If you're not real outdoorsy, check out John Hersey's Hiroshima. It's an amazing book, which appeared as an article in the New Yorker's August 31, 1946 issue. In fact, it was such a powerful story, editors dedicated the entire issue to it, forgoing their cartoons or any other articles.
Another of my faves about the aftermath of World War II is John W. Dower's Embracing Defeat. It's not an uplifting book but it creates a vivid post-war world in your mind.
Of course, 65 is often cited as retirement age (though that's not exactly true these days), which gives Think Outside the Bomb's protest a little more of a "Happy Retirement Fat Man and Little Boy" feel.
Yesterday, I heard on the radio that Gov. Richardson might issue a pardon for Billy the Kid. Yes, that Billy, the one who murdered a few people back in the 1880s and became a legend. My first instinct was to ignore it. But I can't, it keeps coming up. Today, KOB has a whole, long article about the history of the conflict. It's good, read it. I don't want to rehash it.
My point is, SERIOUSLY? The governor of New Mexico actually has time to sit around and think about this? Clearly, the answer is yes. He also, in 2003, let the Lincoln County sheriff to reopen the case as to whether Billy the Kid was actually shot by Pat Garrett or whether Garrett shot someone else and Billy escaped.
If I was 8-years-old, I would totally want the outlaw to win, even a hundred years later. But I'm a grownup now, and wish lawmakers would spend their time more productively, say helping victims of domestic violence or issuing pardons to people who are alive and jailed wrongfully.
But, I'm optimistic and probably a cranky-pants.

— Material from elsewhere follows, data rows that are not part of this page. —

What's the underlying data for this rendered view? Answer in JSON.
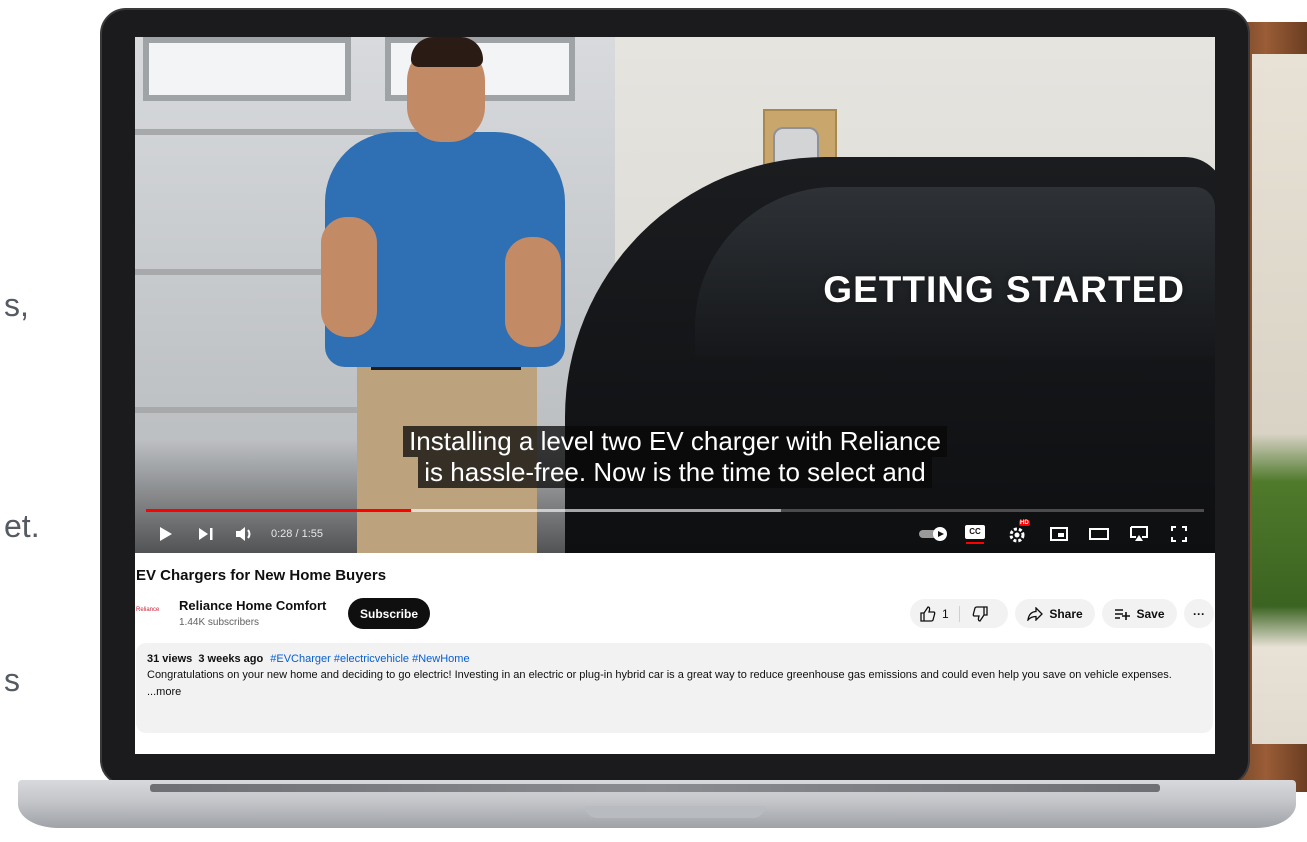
{
  "side_text": {
    "frag1": "s,",
    "frag2": "et.",
    "frag3": "s"
  },
  "video": {
    "overlay_title": "GETTING STARTED",
    "caption_lines": [
      "Installing a level two EV charger with Reliance",
      "is hassle-free. Now is the time to select and"
    ],
    "time_display": "0:28 / 1:55",
    "progress_played_fraction": 0.25,
    "progress_buffered_fraction": 0.6,
    "icons": [
      "play-icon",
      "next-icon",
      "volume-icon",
      "autoplay-toggle-icon",
      "captions-icon",
      "settings-icon",
      "miniplayer-icon",
      "theater-icon",
      "cast-icon",
      "fullscreen-icon"
    ],
    "hd_badge": "HD",
    "cc_label": "CC"
  },
  "details": {
    "title": "EV Chargers for New Home Buyers",
    "channel_logo_text": "Reliance",
    "channel_name": "Reliance Home Comfort",
    "subscribers": "1.44K subscribers",
    "subscribe_label": "Subscribe",
    "like_count": "1",
    "share_label": "Share",
    "save_label": "Save",
    "more_label": "···"
  },
  "description": {
    "meta": "31 views  3 weeks ago",
    "tags": "#EVCharger #electricvehicle #NewHome",
    "text": "Congratulations on your new home and deciding to go electric! Investing in an electric or plug-in hybrid car is a great way to reduce greenhouse gas emissions and could even help you save on vehicle expenses.",
    "more": "...more"
  },
  "colors": {
    "progress_red": "#ff0000",
    "subscribe_bg": "#0f0f0f",
    "pill_bg": "#f2f2f2",
    "shirt_blue": "#2f6fb3",
    "tag_blue": "#065fd4"
  }
}
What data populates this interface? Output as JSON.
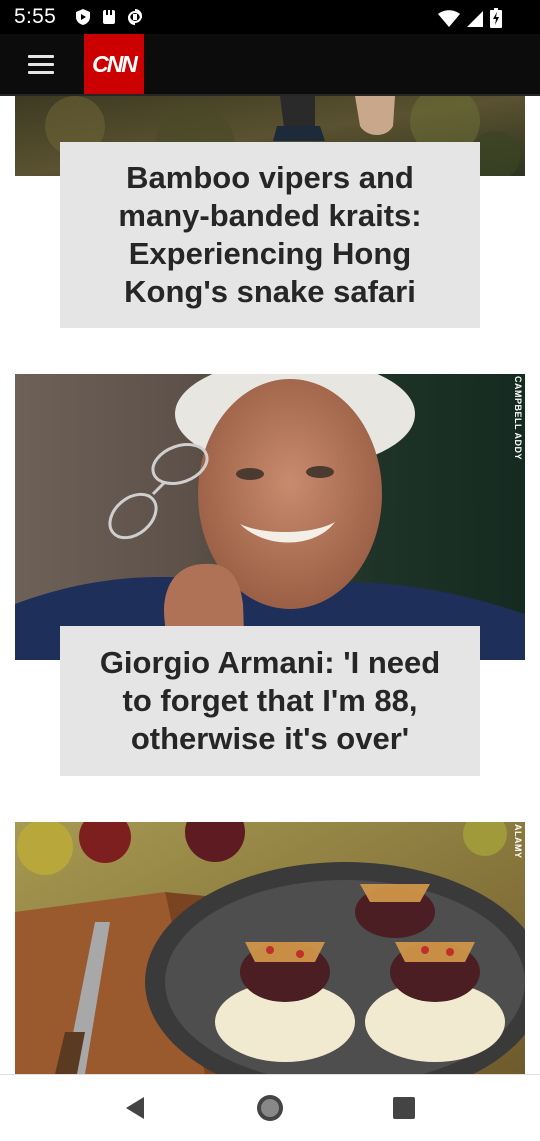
{
  "status_bar": {
    "time": "5:55",
    "icons_left": [
      "shield-play-icon",
      "cloud-save-icon",
      "sim-transfer-icon"
    ],
    "icons_right": [
      "wifi-icon",
      "cell-signal-icon",
      "battery-charging-icon"
    ]
  },
  "header": {
    "menu_icon": "hamburger-menu-icon",
    "logo_text": "CNN",
    "brand_color": "#cc0000"
  },
  "articles": [
    {
      "headline": "Bamboo vipers and many-banded kraits: Experiencing Hong Kong's snake safari",
      "photo_credit": ""
    },
    {
      "headline": "Giorgio Armani: 'I need to forget that I'm 88, otherwise it's over'",
      "photo_credit": "CAMPBELL ADDY"
    },
    {
      "headline": "",
      "photo_credit": "ALAMY"
    }
  ],
  "nav_bar": {
    "buttons": [
      "back-icon",
      "home-icon",
      "recents-icon"
    ]
  },
  "colors": {
    "headline_box_bg": "#e5e5e5",
    "headline_text": "#262626",
    "header_bg": "#0c0c0c"
  }
}
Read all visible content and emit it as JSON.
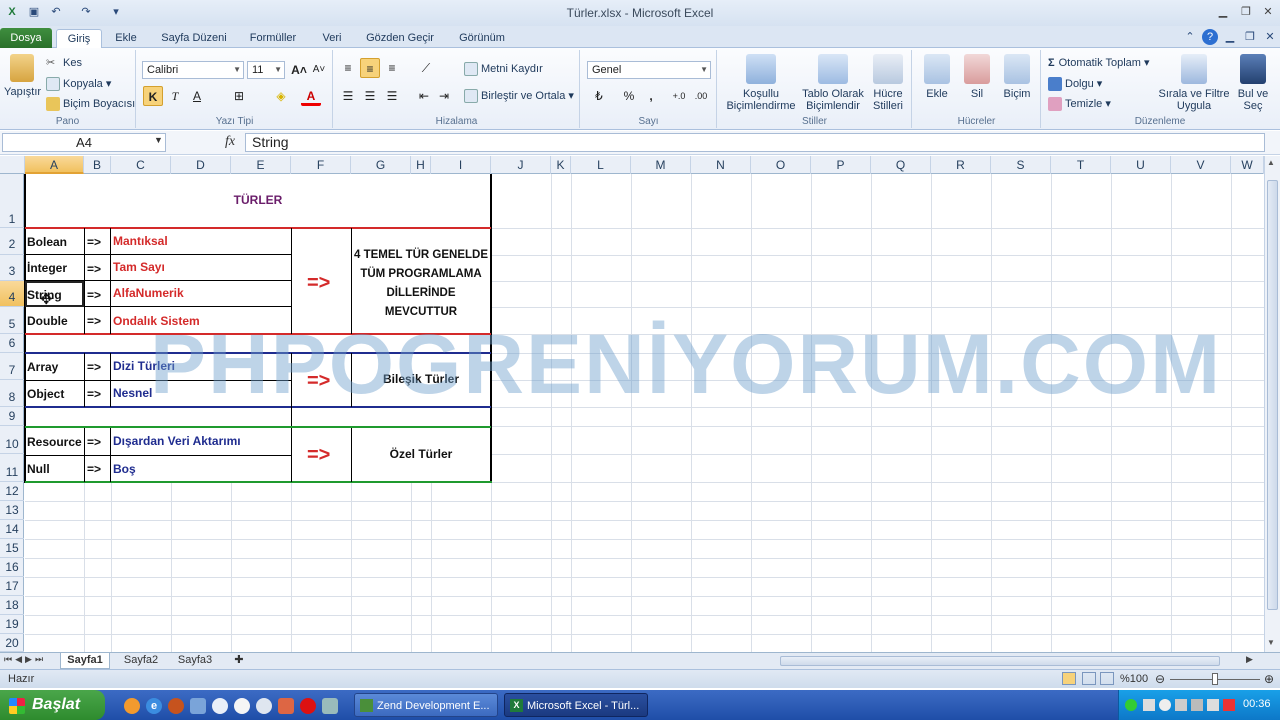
{
  "window": {
    "title": "Türler.xlsx - Microsoft Excel"
  },
  "ribbon_tabs": [
    "Dosya",
    "Giriş",
    "Ekle",
    "Sayfa Düzeni",
    "Formüller",
    "Veri",
    "Gözden Geçir",
    "Görünüm"
  ],
  "groups": {
    "pano": {
      "label": "Pano",
      "paste": "Yapıştır",
      "cut": "Kes",
      "copy": "Kopyala",
      "format_painter": "Biçim Boyacısı"
    },
    "font": {
      "label": "Yazı Tipi",
      "name": "Calibri",
      "size": "11",
      "bold": "K",
      "italic": "T",
      "underline": "A"
    },
    "align": {
      "label": "Hizalama",
      "wrap": "Metni Kaydır",
      "merge": "Birleştir ve Ortala"
    },
    "number": {
      "label": "Sayı",
      "format": "Genel",
      "percent": "%",
      "thousands": ","
    },
    "styles": {
      "label": "Stiller",
      "conditional": "Koşullu Biçimlendirme",
      "table": "Tablo Olarak Biçimlendir",
      "cell": "Hücre Stilleri"
    },
    "cells": {
      "label": "Hücreler",
      "insert": "Ekle",
      "delete": "Sil",
      "format": "Biçim"
    },
    "editing": {
      "label": "Düzenleme",
      "autosum": "Otomatik Toplam",
      "fill": "Dolgu",
      "clear": "Temizle",
      "sort": "Sırala ve Filtre Uygula",
      "find": "Bul ve Seç"
    }
  },
  "formula_bar": {
    "name_box": "A4",
    "fx": "fx",
    "value": "String"
  },
  "columns": [
    "A",
    "B",
    "C",
    "D",
    "E",
    "F",
    "G",
    "H",
    "I",
    "J",
    "K",
    "L",
    "M",
    "N",
    "O",
    "P",
    "Q",
    "R",
    "S",
    "T",
    "U",
    "V",
    "W"
  ],
  "rows": [
    "1",
    "2",
    "3",
    "4",
    "5",
    "6",
    "7",
    "8",
    "9",
    "10",
    "11",
    "12",
    "13",
    "14",
    "15",
    "16",
    "17",
    "18",
    "19",
    "20"
  ],
  "cells": {
    "title": "TÜRLER",
    "types": [
      {
        "name": "Bolean",
        "arrow": "=>",
        "desc": "Mantıksal"
      },
      {
        "name": "İnteger",
        "arrow": "=>",
        "desc": "Tam Sayı"
      },
      {
        "name": "String",
        "arrow": "=>",
        "desc": "AlfaNumerik"
      },
      {
        "name": "Double",
        "arrow": "=>",
        "desc": "Ondalık Sistem"
      },
      {
        "name": "Array",
        "arrow": "=>",
        "desc": "Dizi Türleri"
      },
      {
        "name": "Object",
        "arrow": "=>",
        "desc": "Nesnel"
      },
      {
        "name": "Resource",
        "arrow": "=>",
        "desc": "Dışardan Veri Aktarımı"
      },
      {
        "name": "Null",
        "arrow": "=>",
        "desc": "Boş"
      }
    ],
    "big_arrow": "=>",
    "group1": "4 TEMEL TÜR GENELDE TÜM PROGRAMLAMA DİLLERİNDE MEVCUTTUR",
    "group2": "Bileşik Türler",
    "group3": "Özel Türler"
  },
  "watermark": "PHPOGRENİYORUM.COM",
  "sheets": [
    "Sayfa1",
    "Sayfa2",
    "Sayfa3"
  ],
  "status": {
    "ready": "Hazır",
    "zoom": "%100"
  },
  "taskbar": {
    "start": "Başlat",
    "tasks": [
      "Zend Development E...",
      "Microsoft Excel - Türl..."
    ],
    "clock": "00:36"
  },
  "colors": {
    "red": "#d42a2a",
    "navy": "#1f2c8f",
    "green": "#1f9a2e",
    "purple": "#6a1d6a",
    "excel_green": "#2a6f2a"
  }
}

Please, if you think the Kid should have his name cleared, explain to me why in the comments. I really do want to understand why anyone cares.
First, let me just expound, briefly, on the sweetness of this movie. It was totally sweet. And this comes from someone who is tired of hearing about Shepard Fairey and hopes the AP takes him down for lying about which Obama image he culture jammed. So, when I saw Fairey come on the screen, I let out a tiny groan. But it was cool, because he turned out to be less of a tool than I thought, but not rad enough to change my mind about the guy. The flick mostly revolves around Mr. Brainwash, who is clearly, at least in some aspect, made up. Anyway, read Devin D. O'Leary's review of the movie if you want more.
I wasn't even going to bring Exit up until I saw these fantastic murals that are coving Bangalore, India. From the Telegraph, "authorities say they plan to extend the scheme to cover virtually every city wall." They're sick of graffiti and are doing something about it. Check out the elephant on roller skates, he's my favorite.
So, the point is: Street art kicks-ass, if it's art and not just some nickname you made up for yourself. If you're sporting a spray can, do something beautiful, please.
Oh, and if anyone knows who did those killer rainbows downtown, tell them I'm looking for them. It's all on the down low, of course.